Cases of glioblastoma multiforme – an aggressive and often fatal type of brain tumour – have risen in England from 983 in 1995 to 2,531 in 2015.
A sharp rise in the rates of brain cancer has been linked to mobile phone use.
Published in the Journal of Public Health and Environment, the study analysed 79,241 malignant brain tumours over 21 years and discovered a rise across all age groups.
Scientists at the Physicians’ Health Initiative for Radiation and Environment said the increasing rate of tumours ‘raises the suspicion that mobile and cordless phone use may be promoting gliomas’.
Professor Denis Henshaw of Children with Cancer UK, which is associated with PHIRE spoke about their research.
He told the Daily Telegraph: ‘Our findings illustrate the need to look more carefully at, and to try to explain, the mechanisms behind these cancer trends, instead of brushing the causal factors under the carpet and focusing only on cures.’
Scientists said the increasing rate of tumours ‘raises the suspicion that mobile and cordless phone use may be promoting gliomas’
But the study has sparked criticism from some scientists, who argue that the rise in cases could be caused by other factors.
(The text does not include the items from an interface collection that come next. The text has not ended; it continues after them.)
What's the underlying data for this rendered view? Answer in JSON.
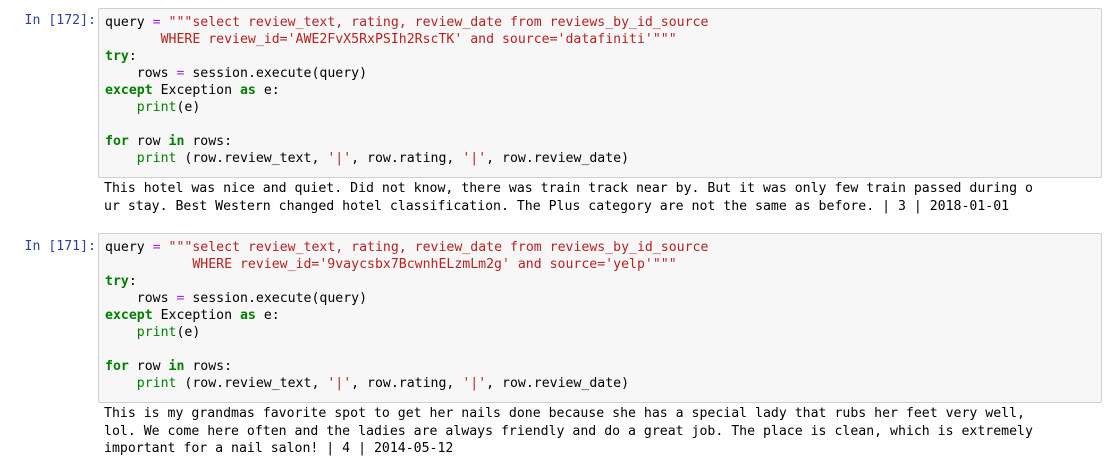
{
  "cells": [
    {
      "prompt": "In [172]:",
      "code": [
        [
          {
            "t": "query "
          },
          {
            "t": "=",
            "c": "op"
          },
          {
            "t": " "
          },
          {
            "t": "\"\"\"select review_text, rating, review_date from reviews_by_id_source",
            "c": "str"
          }
        ],
        [
          {
            "t": "       WHERE review_id='AWE2FvX5RxPSIh2RscTK' and source='datafiniti'\"\"\"",
            "c": "str"
          }
        ],
        [
          {
            "t": "try",
            "c": "kw"
          },
          {
            "t": ":"
          }
        ],
        [
          {
            "t": "    rows "
          },
          {
            "t": "=",
            "c": "op"
          },
          {
            "t": " session.execute(query)"
          }
        ],
        [
          {
            "t": "except",
            "c": "kw"
          },
          {
            "t": " Exception "
          },
          {
            "t": "as",
            "c": "kw"
          },
          {
            "t": " e:"
          }
        ],
        [
          {
            "t": "    "
          },
          {
            "t": "print",
            "c": "bi"
          },
          {
            "t": "(e)"
          }
        ],
        [
          {
            "t": ""
          }
        ],
        [
          {
            "t": "for",
            "c": "kw"
          },
          {
            "t": " row "
          },
          {
            "t": "in",
            "c": "kw"
          },
          {
            "t": " rows:"
          }
        ],
        [
          {
            "t": "    "
          },
          {
            "t": "print",
            "c": "bi"
          },
          {
            "t": " (row.review_text, "
          },
          {
            "t": "'|'",
            "c": "str"
          },
          {
            "t": ", row.rating, "
          },
          {
            "t": "'|'",
            "c": "str"
          },
          {
            "t": ", row.review_date)"
          }
        ]
      ],
      "output": [
        "This hotel was nice and quiet. Did not know, there was train track near by. But it was only few train passed during o",
        "ur stay. Best Western changed hotel classification. The Plus category are not the same as before. | 3 | 2018-01-01"
      ]
    },
    {
      "prompt": "In [171]:",
      "code": [
        [
          {
            "t": "query "
          },
          {
            "t": "=",
            "c": "op"
          },
          {
            "t": " "
          },
          {
            "t": "\"\"\"select review_text, rating, review_date from reviews_by_id_source",
            "c": "str"
          }
        ],
        [
          {
            "t": "           WHERE review_id='9vaycsbx7BcwnhELzmLm2g' and source='yelp'\"\"\"",
            "c": "str"
          }
        ],
        [
          {
            "t": "try",
            "c": "kw"
          },
          {
            "t": ":"
          }
        ],
        [
          {
            "t": "    rows "
          },
          {
            "t": "=",
            "c": "op"
          },
          {
            "t": " session.execute(query)"
          }
        ],
        [
          {
            "t": "except",
            "c": "kw"
          },
          {
            "t": " Exception "
          },
          {
            "t": "as",
            "c": "kw"
          },
          {
            "t": " e:"
          }
        ],
        [
          {
            "t": "    "
          },
          {
            "t": "print",
            "c": "bi"
          },
          {
            "t": "(e)"
          }
        ],
        [
          {
            "t": ""
          }
        ],
        [
          {
            "t": "for",
            "c": "kw"
          },
          {
            "t": " row "
          },
          {
            "t": "in",
            "c": "kw"
          },
          {
            "t": " rows:"
          }
        ],
        [
          {
            "t": "    "
          },
          {
            "t": "print",
            "c": "bi"
          },
          {
            "t": " (row.review_text, "
          },
          {
            "t": "'|'",
            "c": "str"
          },
          {
            "t": ", row.rating, "
          },
          {
            "t": "'|'",
            "c": "str"
          },
          {
            "t": ", row.review_date)"
          }
        ]
      ],
      "output": [
        "This is my grandmas favorite spot to get her nails done because she has a special lady that rubs her feet very well,",
        "lol. We come here often and the ladies are always friendly and do a great job. The place is clean, which is extremely",
        "important for a nail salon! | 4 | 2014-05-12"
      ]
    }
  ]
}
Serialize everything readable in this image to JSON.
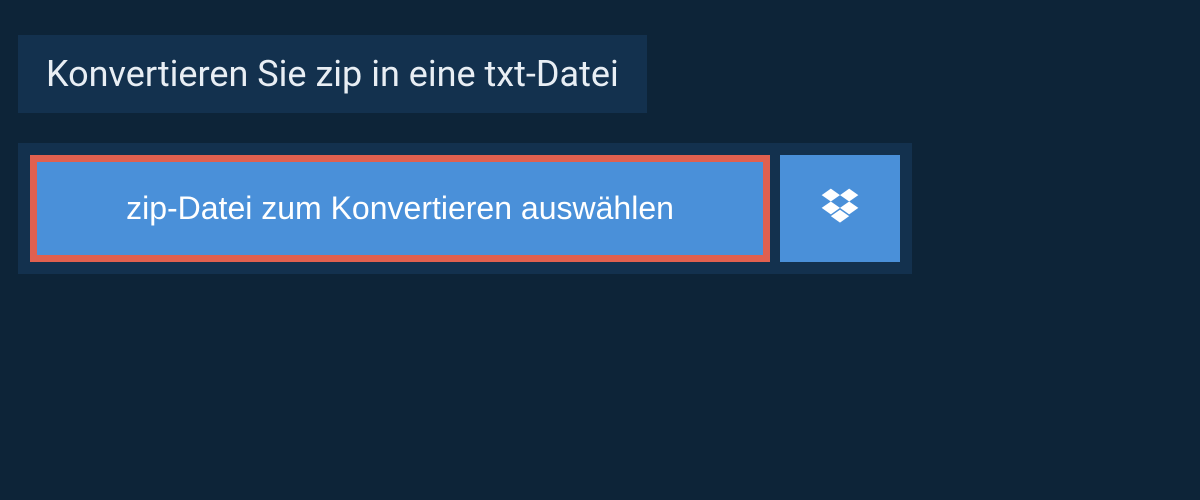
{
  "header": {
    "title": "Konvertieren Sie zip in eine txt-Datei"
  },
  "upload": {
    "select_label": "zip-Datei zum Konvertieren auswählen",
    "dropbox_icon": "dropbox-icon"
  },
  "colors": {
    "page_bg": "#0d2438",
    "panel_bg": "#13314e",
    "button_bg": "#4a90d9",
    "highlight_border": "#e0604f",
    "text_light": "#e8eef4"
  }
}
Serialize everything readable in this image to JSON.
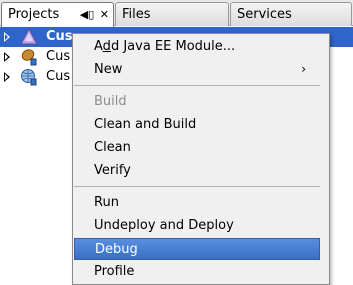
{
  "tabs": [
    {
      "label": "Projects",
      "active": true
    },
    {
      "label": "Files",
      "active": false
    },
    {
      "label": "Services",
      "active": false
    }
  ],
  "tab_controls": {
    "minimize": "◀▯",
    "close": "✕"
  },
  "tree": {
    "rows": [
      {
        "label": "Cus",
        "icon": "enterprise-project-icon",
        "selected": true
      },
      {
        "label": "Cus",
        "icon": "ejb-module-icon",
        "selected": false
      },
      {
        "label": "Cus",
        "icon": "web-module-icon",
        "selected": false
      }
    ]
  },
  "menu": {
    "items": [
      {
        "label": "Add Java EE Module...",
        "mnemonic": "d",
        "enabled": true
      },
      {
        "label": "New",
        "submenu": true,
        "enabled": true
      },
      {
        "separator": true
      },
      {
        "label": "Build",
        "enabled": false
      },
      {
        "label": "Clean and Build",
        "enabled": true
      },
      {
        "label": "Clean",
        "enabled": true
      },
      {
        "label": "Verify",
        "enabled": true
      },
      {
        "separator": true
      },
      {
        "label": "Run",
        "enabled": true
      },
      {
        "label": "Undeploy and Deploy",
        "enabled": true
      },
      {
        "label": "Debug",
        "enabled": true,
        "highlighted": true
      },
      {
        "label": "Profile",
        "enabled": true
      }
    ],
    "submenu_arrow": "›"
  },
  "colors": {
    "selection": "#2f65ca",
    "menu_highlight": "#3b6fc4",
    "menu_background": "#f0f0f0"
  }
}
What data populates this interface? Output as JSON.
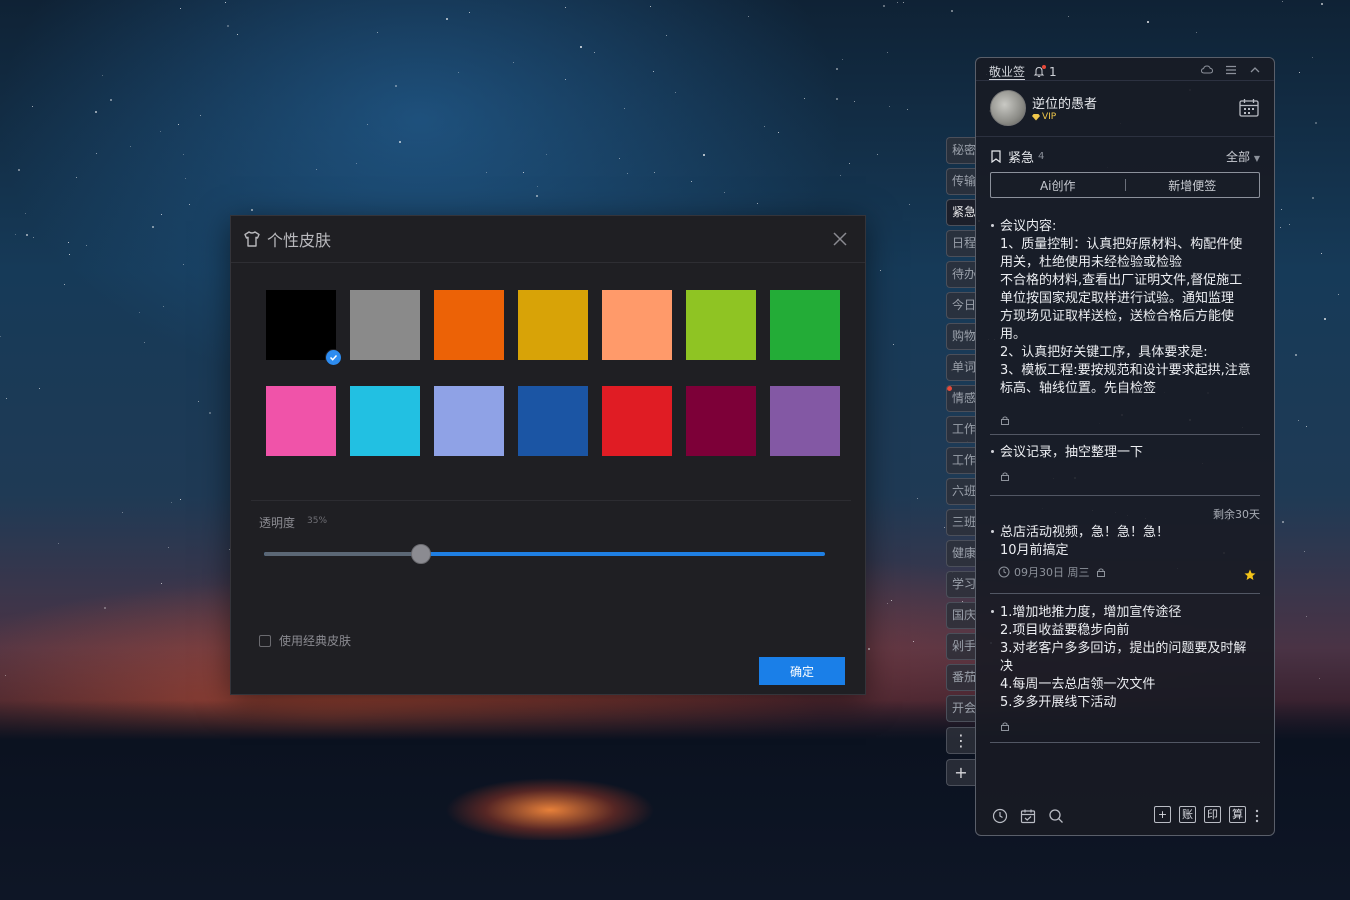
{
  "dialog": {
    "title": "个性皮肤",
    "swatches_row1": [
      "#000000",
      "#8a8a8a",
      "#ec6206",
      "#d8a307",
      "#ff9a6a",
      "#8fc423",
      "#23ac37"
    ],
    "swatches_row2": [
      "#f053a9",
      "#22c0e2",
      "#8fa2e6",
      "#1b55a4",
      "#e01c24",
      "#7d0038",
      "#8358a4"
    ],
    "selected_swatch": "#000000",
    "opacity_label": "透明度",
    "opacity_value": "35%",
    "opacity_fraction": 0.28,
    "classic_skin_label": "使用经典皮肤",
    "classic_skin_checked": false,
    "confirm_label": "确定"
  },
  "tabs": {
    "items": [
      "秘密",
      "传输",
      "紧急",
      "日程",
      "待办",
      "今日",
      "购物",
      "单词",
      "情感",
      "工作",
      "工作",
      "六班",
      "三班",
      "健康",
      "学习",
      "国庆",
      "剁手",
      "番茄",
      "开会"
    ],
    "active": "紧急",
    "more_icon": "⋮",
    "add_icon": "+"
  },
  "panel": {
    "app_name": "敬业签",
    "notification_count": "1",
    "username": "逆位的愚者",
    "vip_label": "VIP",
    "category": "紧急",
    "category_count": "4",
    "filter_label": "全部",
    "ai_button": "Ai创作",
    "new_note_button": "新增便签",
    "notes": [
      {
        "lines": [
          "会议内容:",
          "1、质量控制：认真把好原材料、构配件使",
          "用关，杜绝使用未经检验或检验",
          "不合格的材料,查看出厂证明文件,督促施工",
          "单位按国家规定取样进行试验。通知监理",
          "方现场见证取样送检，送检合格后方能使",
          "用。",
          "2、认真把好关键工序，具体要求是:",
          "3、模板工程:要按规范和设计要求起拱,注意",
          "标高、轴线位置。先自检签"
        ]
      },
      {
        "lines": [
          "会议记录，抽空整理一下"
        ]
      },
      {
        "remaining": "剩余30天",
        "lines": [
          "总店活动视频，急！急！急！",
          "10月前搞定"
        ],
        "date": "09月30日 周三"
      },
      {
        "lines": [
          "1.增加地推力度，增加宣传途径",
          "2.项目收益要稳步向前",
          "3.对老客户多多回访，提出的问题要及时解",
          "决",
          "4.每周一去总店领一次文件",
          "5.多多开展线下活动"
        ]
      }
    ],
    "bottom_boxes": [
      "+",
      "账",
      "印",
      "算"
    ]
  }
}
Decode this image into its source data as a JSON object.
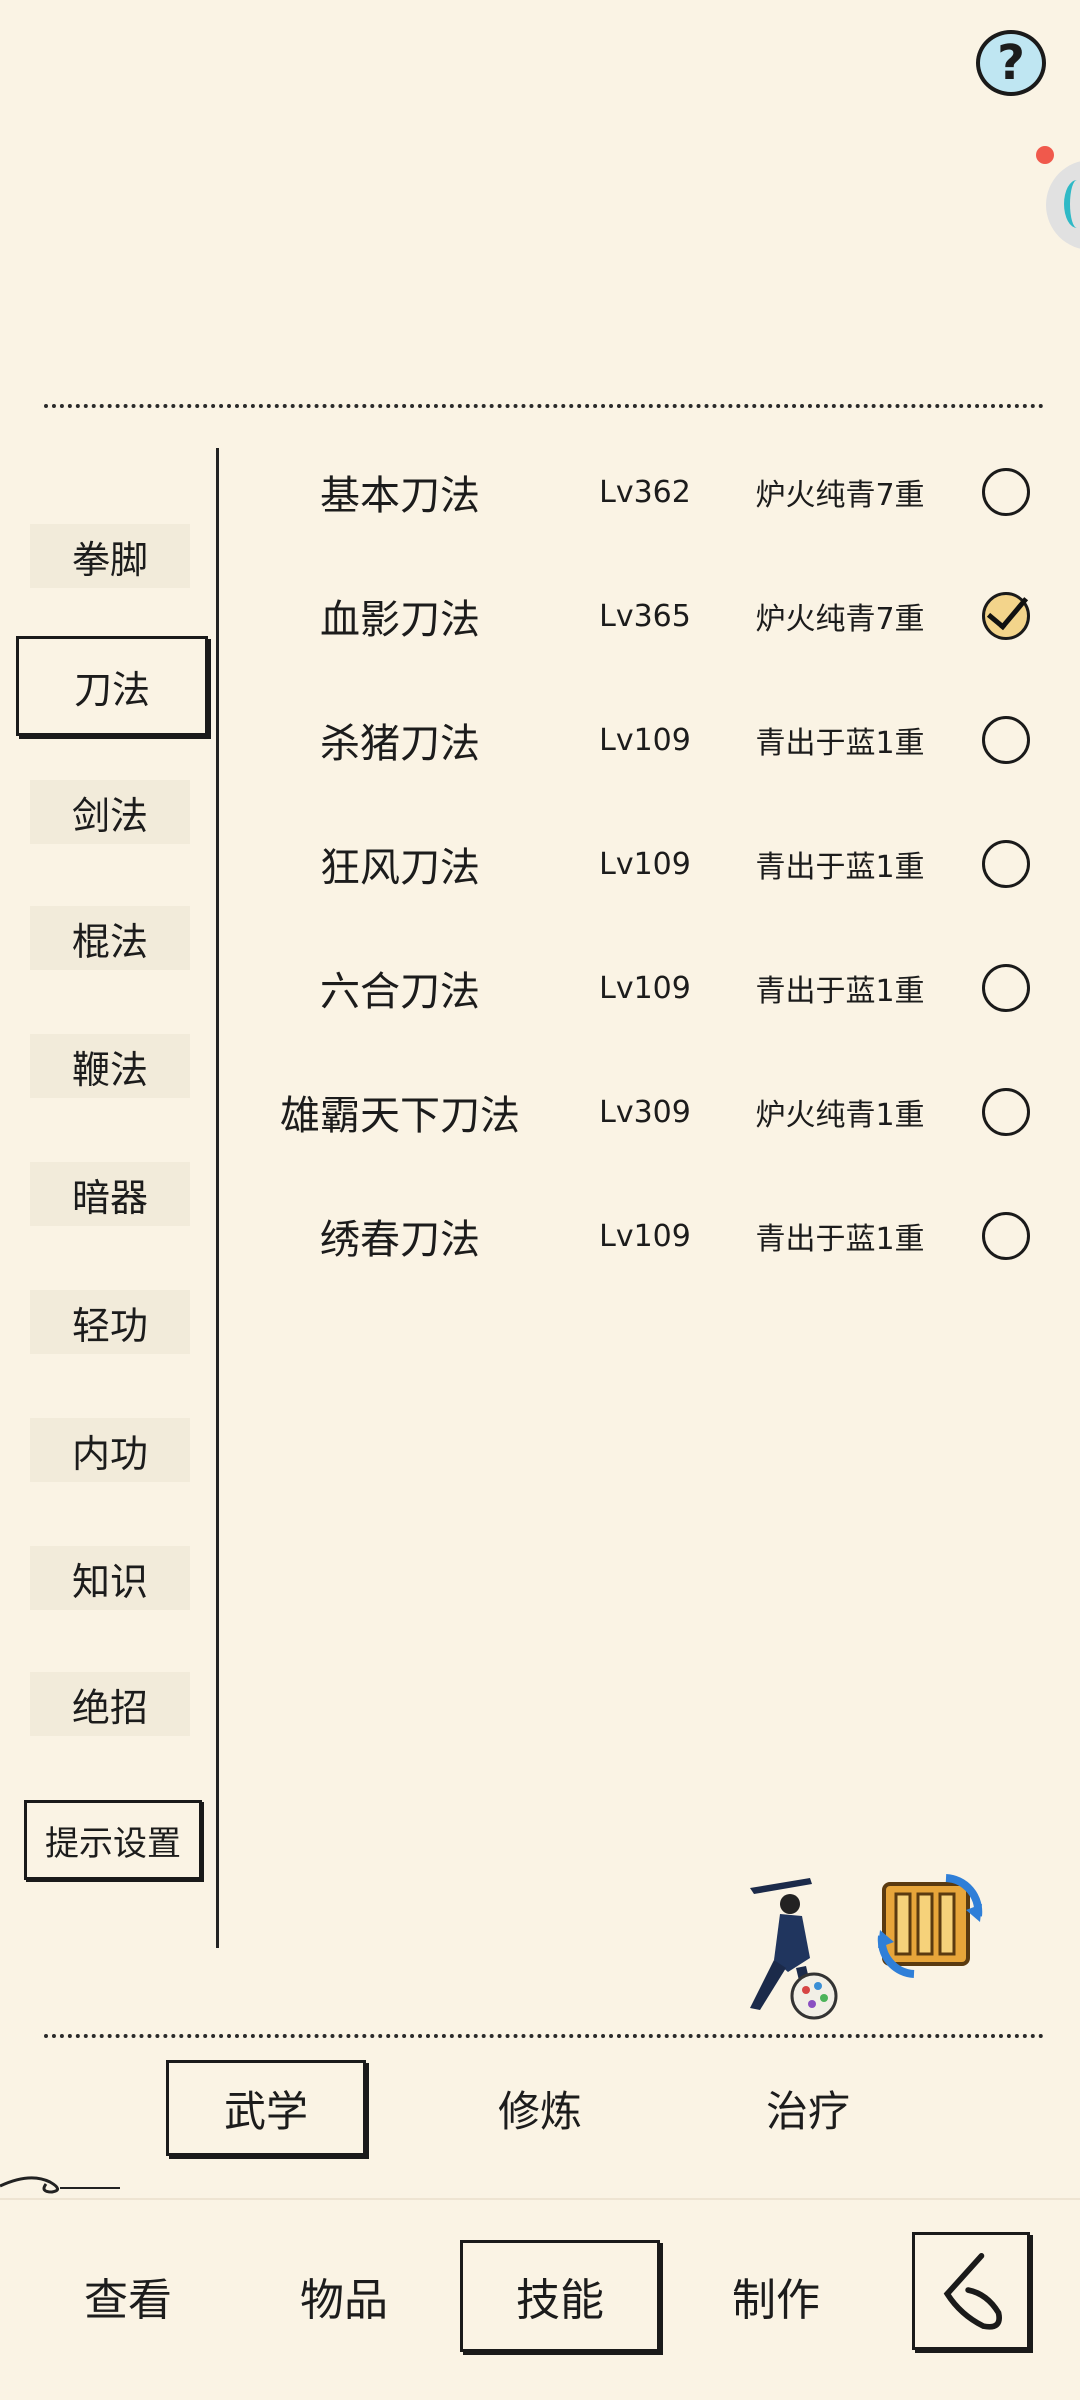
{
  "header": {
    "help_symbol": "?"
  },
  "categories": [
    {
      "label": "拳脚",
      "active": false
    },
    {
      "label": "刀法",
      "active": true
    },
    {
      "label": "剑法",
      "active": false
    },
    {
      "label": "棍法",
      "active": false
    },
    {
      "label": "鞭法",
      "active": false
    },
    {
      "label": "暗器",
      "active": false
    },
    {
      "label": "轻功",
      "active": false
    },
    {
      "label": "内功",
      "active": false
    },
    {
      "label": "知识",
      "active": false
    },
    {
      "label": "绝招",
      "active": false
    }
  ],
  "tip_settings_label": "提示设置",
  "skills": [
    {
      "name": "基本刀法",
      "level": "Lv362",
      "rank": "炉火纯青7重",
      "checked": false
    },
    {
      "name": "血影刀法",
      "level": "Lv365",
      "rank": "炉火纯青7重",
      "checked": true
    },
    {
      "name": "杀猪刀法",
      "level": "Lv109",
      "rank": "青出于蓝1重",
      "checked": false
    },
    {
      "name": "狂风刀法",
      "level": "Lv109",
      "rank": "青出于蓝1重",
      "checked": false
    },
    {
      "name": "六合刀法",
      "level": "Lv109",
      "rank": "青出于蓝1重",
      "checked": false
    },
    {
      "name": "雄霸天下刀法",
      "level": "Lv309",
      "rank": "炉火纯青1重",
      "checked": false
    },
    {
      "name": "绣春刀法",
      "level": "Lv109",
      "rank": "青出于蓝1重",
      "checked": false
    }
  ],
  "sub_tabs": [
    {
      "label": "武学",
      "active": true
    },
    {
      "label": "修炼",
      "active": false
    },
    {
      "label": "治疗",
      "active": false
    }
  ],
  "nav_tabs": [
    {
      "label": "查看",
      "active": false
    },
    {
      "label": "物品",
      "active": false
    },
    {
      "label": "技能",
      "active": true
    },
    {
      "label": "制作",
      "active": false
    }
  ],
  "colors": {
    "background": "#faf3e4",
    "checked_fill": "#f3d48b",
    "help_fill": "#bfe6f2",
    "notification_dot": "#f0594c"
  }
}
Cancer Research UK said it was ‘unlikely’ that mobile phones increase the risk of brain tumours.